I finally received my copy of the St. Gregory’s Prayer Book and I am delighted with it. I am also pleased about the contribution the Anglicanorum Coetibus Society (ACS) made to its publication. The pictures were taken by Shane Schaetzel when he received his copy.
Shane represented the ACS on the committee that developed the Prayer Book for publication.
Shane, a former director of the Society, explains, in an email interview how he became involved in the project.
I was approached by ACS board member, Joe Blake, about possibly joining the board of the ACS to introduce some fresh ideas for a new direction for the ACS. Upon being elected to the board, I introduced a few ideas that I thought would give the ACS a new sense of direction and purpose in this post-Ordinariate environment. My major concern was for Ordinariate members in remote locations, and for small startup prayer groups, to have a greater sense of connectivity with the wider Ordinariate family. One of these ideas was the publication of a common devotional guide — or prayer book. The board eventually saw the potential for such a book, and placed me in charge of an exploratory committee to research its feasibility. This is how our efforts made contact with the Houston efforts for a similar project. Eventually, the two were combined to create a book that would give a fair cross-section of Patrimony prayers in all three Ordinariates. The editorial board consisted of a chief editor, who is an American liturgist, an Ordinariate priest from the UK, another from Australia, and myself as a representative for the ACS. The editorial process took a little less than a year and most of it was done by email.

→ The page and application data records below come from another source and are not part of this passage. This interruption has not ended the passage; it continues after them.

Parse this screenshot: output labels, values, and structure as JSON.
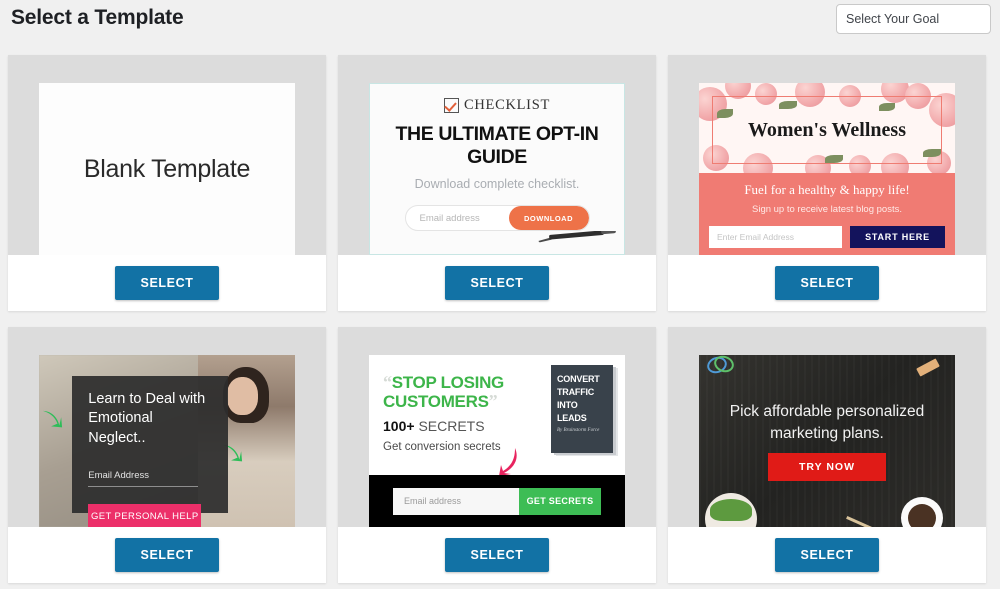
{
  "header": {
    "title": "Select a Template",
    "goal_select_value": "Select Your Goal",
    "goal_select_placeholder": "Select Your Goal"
  },
  "common": {
    "select_label": "SELECT",
    "accent_blue": "#1272a5",
    "page_bg": "#f0f0f0",
    "thumb_frame_bg": "#dcdcdc"
  },
  "templates": [
    {
      "id": "blank-template",
      "name": "Blank Template",
      "select_label": "SELECT",
      "content": {
        "heading": "Blank Template"
      }
    },
    {
      "id": "ultimate-opt-in-guide",
      "name": "The Ultimate Opt-In Guide",
      "select_label": "SELECT",
      "content": {
        "badge": "CHECKLIST",
        "heading": "THE ULTIMATE OPT-IN GUIDE",
        "subheading": "Download complete checklist.",
        "email_placeholder": "Email address",
        "cta": "DOWNLOAD",
        "cta_color": "#ee7248"
      }
    },
    {
      "id": "womens-wellness",
      "name": "Women's Wellness",
      "select_label": "SELECT",
      "content": {
        "heading": "Women's Wellness",
        "tagline": "Fuel for a healthy & happy life!",
        "subheading": "Sign up to receive latest blog posts.",
        "email_placeholder": "Enter Email Address",
        "cta": "START HERE",
        "cta_color": "#13135c",
        "band_color": "#f07b73"
      }
    },
    {
      "id": "emotional-neglect",
      "name": "Learn to Deal with Emotional Neglect",
      "select_label": "SELECT",
      "content": {
        "heading": "Learn to Deal with Emotional Neglect..",
        "email_placeholder": "Email Address",
        "cta": "GET PERSONAL HELP",
        "cta_color": "#ec2f69"
      }
    },
    {
      "id": "stop-losing-customers",
      "name": "Stop Losing Customers",
      "select_label": "SELECT",
      "content": {
        "quote_open": "“",
        "quote_close": "”",
        "heading_line1": "STOP LOSING",
        "heading_line2": "CUSTOMERS",
        "heading_color": "#3db54a",
        "secrets_count": "100+",
        "secrets_word": "SECRETS",
        "subheading": "Get conversion secrets",
        "book_line1": "CONVERT",
        "book_line2": "TRAFFIC",
        "book_line3": "INTO",
        "book_line4": "LEADS",
        "book_author": "By Brainstorm Force",
        "email_placeholder": "Email address",
        "cta": "GET SECRETS",
        "cta_color": "#3dbd55"
      }
    },
    {
      "id": "marketing-plans",
      "name": "Pick affordable personalized marketing plans",
      "select_label": "SELECT",
      "content": {
        "heading": "Pick affordable personalized marketing plans.",
        "cta": "TRY NOW",
        "cta_color": "#e01b17"
      }
    }
  ]
}
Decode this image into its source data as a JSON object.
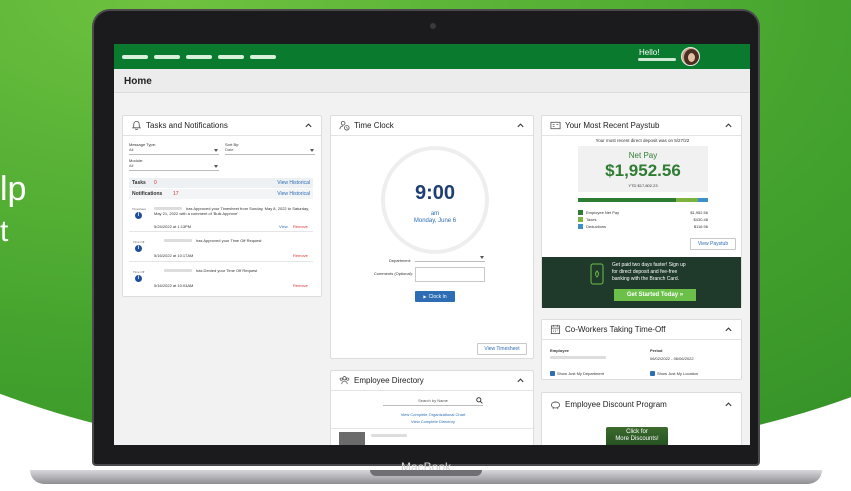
{
  "background": {
    "partial_text_1": "lp",
    "partial_text_2": "t",
    "accent": "#43a22d"
  },
  "laptop": {
    "brand": "MacBook"
  },
  "header": {
    "greeting": "Hello!",
    "menu_icon": "menu-dash-icon",
    "brand_color": "#0a7a2e"
  },
  "page": {
    "title": "Home"
  },
  "tasks": {
    "title": "Tasks and Notifications",
    "filters": {
      "message_type_label": "Message Type:",
      "message_type_value": "All",
      "sort_by_label": "Sort By:",
      "sort_by_value": "Date",
      "module_label": "Module:",
      "module_value": "All"
    },
    "tasks_label": "Tasks",
    "tasks_count": "0",
    "notifications_label": "Notifications",
    "notifications_count": "17",
    "view_historical": "View Historical",
    "items": [
      {
        "tag": "Timesheet",
        "badge": "i",
        "text": "has Approved your Timesheet from Sunday, May 8, 2022 to Saturday, May 21, 2022 with a comment of 'Bulk Approve'",
        "date": "5/24/2022 at 1:13PM",
        "view": "View",
        "remove": "Remove"
      },
      {
        "tag": "Time Off",
        "badge": "i",
        "text": "has Approved your Time Off Request",
        "date": "5/16/2022 at 10:17AM",
        "remove": "Remove"
      },
      {
        "tag": "Time Off",
        "badge": "i",
        "text": "has Denied your Time Off Request",
        "date": "5/16/2022 at 10:03AM",
        "remove": "Remove"
      }
    ]
  },
  "timeclock": {
    "title": "Time Clock",
    "time": "9:00",
    "ampm": "am",
    "date": "Monday, June 6",
    "department_label": "Department:",
    "comments_label": "Comments (Optional):",
    "clock_in": "Clock In",
    "view_timesheet": "View Timesheet"
  },
  "directory": {
    "title": "Employee Directory",
    "search_placeholder": "Search by Name",
    "org_chart": "View Complete Organizational Chart",
    "complete_directory": "View Complete Directory"
  },
  "paystub": {
    "title": "Your Most Recent Paystub",
    "deposit_note": "Your most recent direct deposit was on 5/27/22",
    "net_pay_label": "Net Pay",
    "net_pay": "$1,952.56",
    "ytd": "YTD $17,802.23",
    "breakdown": [
      {
        "label": "Employee Net Pay",
        "amount": "$1,952.56",
        "color": "#2e7d32",
        "share": 0.75
      },
      {
        "label": "Taxes",
        "amount": "$430.48",
        "color": "#7cb342",
        "share": 0.17
      },
      {
        "label": "Deductions",
        "amount": "$116.96",
        "color": "#3e8ec8",
        "share": 0.08
      }
    ],
    "view_paystub": "View Paystub",
    "promo_line1": "Get paid two days faster! Sign up",
    "promo_line2": "for direct deposit and fee-free",
    "promo_line3": "banking with the Branch Card.",
    "promo_button": "Get Started Today »"
  },
  "coworkers": {
    "title": "Co-Workers Taking Time-Off",
    "employee_header": "Employee",
    "period_header": "Period",
    "period_value": "06/02/2022 - 06/06/2022",
    "show_department": "Show Just My Department",
    "show_location": "Show Just My Location"
  },
  "discount": {
    "title": "Employee Discount Program",
    "banner_line1": "Click for",
    "banner_line2": "More Discounts!"
  }
}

The chief editor was Dr. Clinton Brand, and the long-awaited St. Gregory’s Prayer Book, has now been published by Ignatius Press.
Shane believes Anglican Patrimony is a key ingredient to the revival of Catholicism in North America.
I don’t see how it’s possible without it. You see, the English-speaking (or Anglophone) people have always had a deep linguistic and cultural connection to their English heritage, whether they realize it or not. The persistent popularity of the King James Bible, even among Baptists and Pentecostal groups in the 21st century, is a perfect example of this. Many of their hymns remain in King James English as well. The same is true with Anglophone Catholics. You’ll notice that prior to the promulgation of the 1970 Missal of Pope Paul VI, many of our 1962 Missals were translated from Latin into Sacred English (thee, thou, thy, etc), side by side on opposite pages or columns. Anglophone Catholics, prior to 1970, were steeped in the Anglican Patrimony at least in a linguistic sense. Likewise, many of the prayers we Anglophone Catholics hold dear, often remain in their Sacred English form, such as the “Our Father” and the “Hail Mary” for example. Attempts to translate these into Common English (or “modern English”) never stuck. Even the Paul VI Missal recognizes this in the English translation, by very wisely keeping the “Our Father” prayer in the Sacred English form, rather than translating it into the common vernacular. This was a nod of the English translators toward a residual Anglican Patrimony left over in our culture. Anglophone people have always desired connectivity with England’s past, especially in their spiritual life, and it doesn’t seem to matter if they’re Catholic or Protestant. It is, in fact, who we are as a culture, and all attempts to change it (modernize it) have failed. Granted, Sacred English is not the sum of Anglican Patrimony, but it is an integral part. On a personal level, I’m trying to help all Anglophone Christians (both Catholic and Protestant) understand this, and that’s a tall order that requires several operations that bleed over from liturgy into evangelism.